The new garden (above) and the old one (below)
The newly revamped Garden Museum, next door to Lambeth Palace, is a triumph of professionalism over history and intimacy. It used to be my favourite place for lunch in the whole of London. You could sit at tables in the garden with overhanging trees, the graves of the Tradescants and Captain Bligh on one side and a couple of banana trees and a rosemary tree on the other, the nearest place to Eden in the metropolis.
Now it has yielded to modernity but anyone who didn’t know what preceded it will doubtless be very impressed. Gone are the exotic trees and the café now occupies a sealed off area on the far side. But in their place is a finely conceived sculptural space which is likely to attract far more tourists. The inside of St Mary’s church, now given over to museum space, is for sure, a huge improvement on the impertinent wood structures which dominated the walls before the changes.

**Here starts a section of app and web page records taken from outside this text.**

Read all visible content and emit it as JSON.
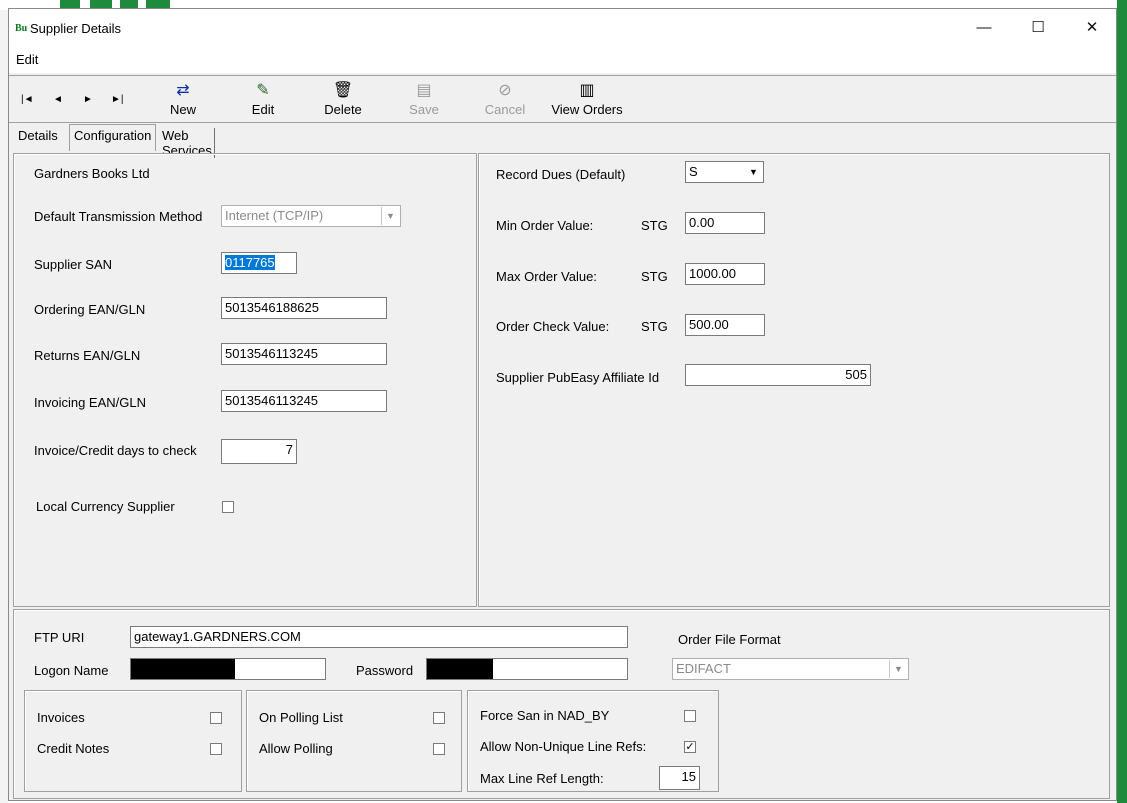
{
  "window": {
    "title": "Supplier Details",
    "app_icon_letters": "Bu",
    "minimize_glyph": "—",
    "maximize_glyph": "☐",
    "close_glyph": "✕"
  },
  "menu": {
    "edit_label": "Edit"
  },
  "toolbar": {
    "nav": [
      "|◄",
      "◄",
      "►",
      "►|"
    ],
    "buttons": [
      {
        "label": "New",
        "icon": "new-icon",
        "glyph": "⇄",
        "enabled": true
      },
      {
        "label": "Edit",
        "icon": "edit-icon",
        "glyph": "✎",
        "enabled": true
      },
      {
        "label": "Delete",
        "icon": "trash-icon",
        "glyph": "🗑",
        "enabled": true
      },
      {
        "label": "Save",
        "icon": "save-icon",
        "glyph": "▤",
        "enabled": false
      },
      {
        "label": "Cancel",
        "icon": "cancel-icon",
        "glyph": "⊘",
        "enabled": false
      },
      {
        "label": "View Orders",
        "icon": "orders-icon",
        "glyph": "▥",
        "enabled": true
      }
    ]
  },
  "tabs": [
    {
      "label": "Details",
      "active": false
    },
    {
      "label": "Configuration",
      "active": true
    },
    {
      "label": "Web Services",
      "active": false
    }
  ],
  "left": {
    "supplier_name": "Gardners Books Ltd",
    "transmission_label": "Default Transmission Method",
    "transmission_value": "Internet (TCP/IP)",
    "san_label": "Supplier SAN",
    "san_value": "0117765",
    "ordering_label": "Ordering EAN/GLN",
    "ordering_value": "5013546188625",
    "returns_label": "Returns EAN/GLN",
    "returns_value": "5013546113245",
    "invoicing_label": "Invoicing EAN/GLN",
    "invoicing_value": "5013546113245",
    "days_label": "Invoice/Credit days to check",
    "days_value": "7",
    "local_currency_label": "Local Currency Supplier",
    "local_currency_checked": false
  },
  "right": {
    "record_dues_label": "Record Dues (Default)",
    "record_dues_value": "S",
    "min_label": "Min Order Value:",
    "max_label": "Max Order Value:",
    "check_label": "Order Check Value:",
    "currency": "STG",
    "min_value": "0.00",
    "max_value": "1000.00",
    "check_value": "500.00",
    "pubeasy_label": "Supplier PubEasy Affiliate Id",
    "pubeasy_value": "505"
  },
  "ftp": {
    "uri_label": "FTP URI",
    "uri_value": "gateway1.GARDNERS.COM",
    "logon_label": "Logon Name",
    "password_label": "Password",
    "order_format_label": "Order File Format",
    "order_format_value": "EDIFACT"
  },
  "options": {
    "invoices_label": "Invoices",
    "credit_notes_label": "Credit Notes",
    "polling_list_label": "On Polling List",
    "allow_polling_label": "Allow Polling",
    "force_san_label": "Force San in NAD_BY",
    "non_unique_label": "Allow Non-Unique Line Refs:",
    "non_unique_checked": true,
    "max_ref_label": "Max Line Ref Length:",
    "max_ref_value": "15",
    "check_glyph": "✓"
  }
}
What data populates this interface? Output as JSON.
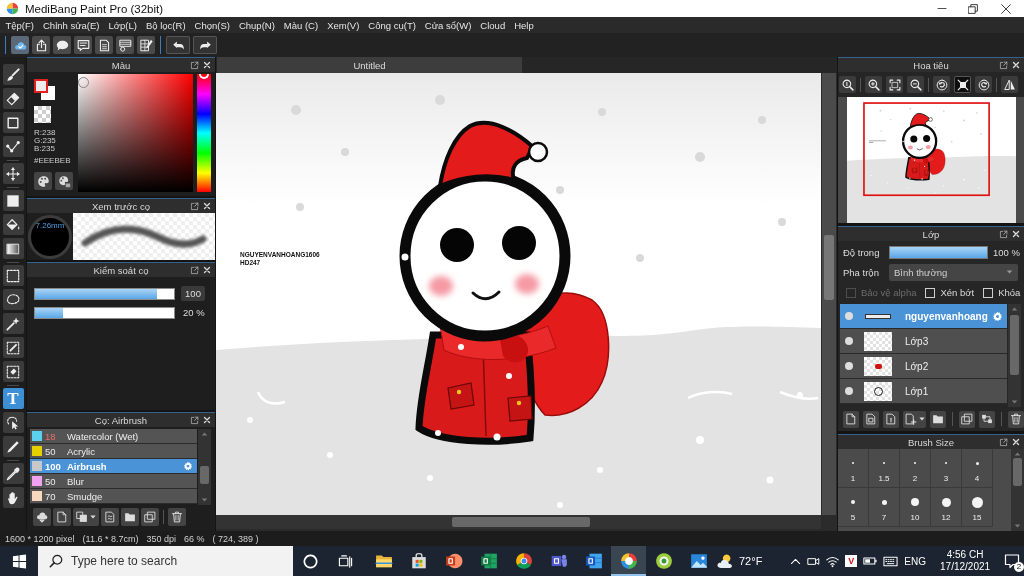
{
  "window": {
    "title": "MediBang Paint Pro (32bit)"
  },
  "menu": [
    "Tệp(F)",
    "Chỉnh sửa(E)",
    "Lớp(L)",
    "Bộ lọc(R)",
    "Chọn(S)",
    "Chụp(N)",
    "Màu (C)",
    "Xem(V)",
    "Công cụ(T)",
    "Cửa sổ(W)",
    "Cloud",
    "Help"
  ],
  "toolbar": [
    [
      {
        "kind": "cloud",
        "on": true
      },
      {
        "kind": "share",
        "on": false
      },
      {
        "kind": "balloon",
        "on": false
      },
      {
        "kind": "comment",
        "on": false
      },
      {
        "kind": "page",
        "on": false
      },
      {
        "kind": "list",
        "on": false
      },
      {
        "kind": "checklist",
        "on": false
      }
    ],
    [
      {
        "kind": "undo",
        "on": false
      },
      {
        "kind": "redo",
        "on": false
      }
    ]
  ],
  "tool_groups": [
    [
      {
        "kind": "brush",
        "selected": false
      },
      {
        "kind": "eraser",
        "selected": false
      },
      {
        "kind": "dot",
        "selected": false
      },
      {
        "kind": "curve",
        "selected": false
      }
    ],
    [
      {
        "kind": "move",
        "selected": false
      }
    ],
    [
      {
        "kind": "fill",
        "selected": false
      },
      {
        "kind": "bucket",
        "selected": false
      },
      {
        "kind": "gradient",
        "selected": false
      }
    ],
    [
      {
        "kind": "select",
        "selected": false
      },
      {
        "kind": "lasso",
        "selected": false
      },
      {
        "kind": "wand",
        "selected": false
      },
      {
        "kind": "select_pen",
        "selected": false
      },
      {
        "kind": "select_eraser",
        "selected": false
      }
    ],
    [
      {
        "kind": "text",
        "selected": true,
        "glyph": "T"
      },
      {
        "kind": "operation",
        "selected": false
      },
      {
        "kind": "divide",
        "selected": false
      }
    ],
    [
      {
        "kind": "eyedropper",
        "selected": false
      },
      {
        "kind": "hand",
        "selected": false
      }
    ]
  ],
  "color_panel": {
    "title": "Màu",
    "channels": [
      "R:238",
      "G:235",
      "B:235"
    ],
    "hex": "#EEEBEB",
    "hue": {
      "level": 0
    }
  },
  "brush_preview": {
    "title": "Xem trước cọ",
    "tip_size": "7.26mm"
  },
  "brush_control": {
    "title": "Kiểm soát cọ",
    "sliders": [
      {
        "kind": "spin",
        "level": 0.88,
        "reading": "100"
      },
      {
        "kind": "plain",
        "level": 0.2,
        "reading": "20 %"
      }
    ]
  },
  "brush_list": {
    "title": "Cọ: Airbrush",
    "items": [
      {
        "color": "#5bd0ef",
        "size": "18",
        "size_alert": true,
        "name": "Watercolor (Wet)",
        "selected": false
      },
      {
        "color": "#e6d000",
        "size": "50",
        "size_alert": false,
        "name": "Acrylic",
        "selected": false
      },
      {
        "color": "#c8c8c8",
        "size": "100",
        "size_alert": false,
        "name": "Airbrush",
        "selected": true
      },
      {
        "color": "#f0a2f0",
        "size": "50",
        "size_alert": false,
        "name": "Blur",
        "selected": false
      },
      {
        "color": "#fad8c0",
        "size": "70",
        "size_alert": false,
        "name": "Smudge",
        "selected": false
      }
    ]
  },
  "document": {
    "tab": "Untitled",
    "signature": [
      "NGUYENVANHOANG1606",
      "HD247"
    ]
  },
  "navigator": {
    "title": "Hoa tiêu",
    "tools": [
      [
        {
          "kind": "zoom_actual",
          "on": false
        }
      ],
      [
        {
          "kind": "zoom_in",
          "on": false
        },
        {
          "kind": "fit",
          "on": false
        },
        {
          "kind": "zoom_out",
          "on": false
        }
      ],
      [
        {
          "kind": "rotate_left",
          "on": false
        },
        {
          "kind": "fit_screen",
          "on": true
        },
        {
          "kind": "rotate_right",
          "on": false
        }
      ],
      [
        {
          "kind": "flip",
          "on": false
        }
      ]
    ]
  },
  "layers": {
    "title": "Lớp",
    "opacity_label": "Độ trong",
    "opacity": {
      "level": 1,
      "reading": "100 %"
    },
    "blend_label": "Pha trộn",
    "blend_mode": "Bình thường",
    "options": [
      {
        "label": "Bảo vệ alpha",
        "checked": false,
        "disabled": true
      },
      {
        "label": "Xén bớt",
        "checked": false,
        "disabled": false
      },
      {
        "label": "Khóa",
        "checked": false,
        "disabled": false
      }
    ],
    "items": [
      {
        "name": "nguyenvanhoang",
        "kind": "text",
        "visible": true,
        "selected": true
      },
      {
        "name": "Lớp3",
        "kind": "empty",
        "visible": true,
        "selected": false
      },
      {
        "name": "Lớp2",
        "kind": "marks",
        "visible": true,
        "selected": false
      },
      {
        "name": "Lớp1",
        "kind": "sketch",
        "visible": true,
        "selected": false
      }
    ]
  },
  "brush_size": {
    "title": "Brush Size",
    "sizes": [
      "1",
      "1.5",
      "2",
      "3",
      "4",
      "5",
      "7",
      "10",
      "12",
      "15"
    ]
  },
  "status_bar": [
    "1600 * 1200 pixel",
    "(11.6 * 8.7cm)",
    "350 dpi",
    "66 %",
    "( 724, 389 )"
  ],
  "taskbar": {
    "search_placeholder": "Type here to search",
    "apps": [
      {
        "kind": "explorer",
        "active": false
      },
      {
        "kind": "store",
        "active": false
      },
      {
        "kind": "powerpoint",
        "active": false
      },
      {
        "kind": "excel",
        "active": false
      },
      {
        "kind": "chrome",
        "active": false
      },
      {
        "kind": "teams",
        "active": false
      },
      {
        "kind": "word",
        "active": false
      },
      {
        "kind": "medibang",
        "active": true
      },
      {
        "kind": "paint_tool",
        "active": false
      },
      {
        "kind": "photos",
        "active": false
      }
    ],
    "weather": "72°F",
    "ime": "V",
    "language": "ENG",
    "time": "4:56 CH",
    "date": "17/12/2021",
    "notifications": "2"
  }
}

But it is hard for anyone who knew it before to condone the destruction of what was a magical garden in the middle of London. Not something you would have expected an organisation dedicated to the history of gardens to have done. As Patrick Hutber once said, progress brings deterioration.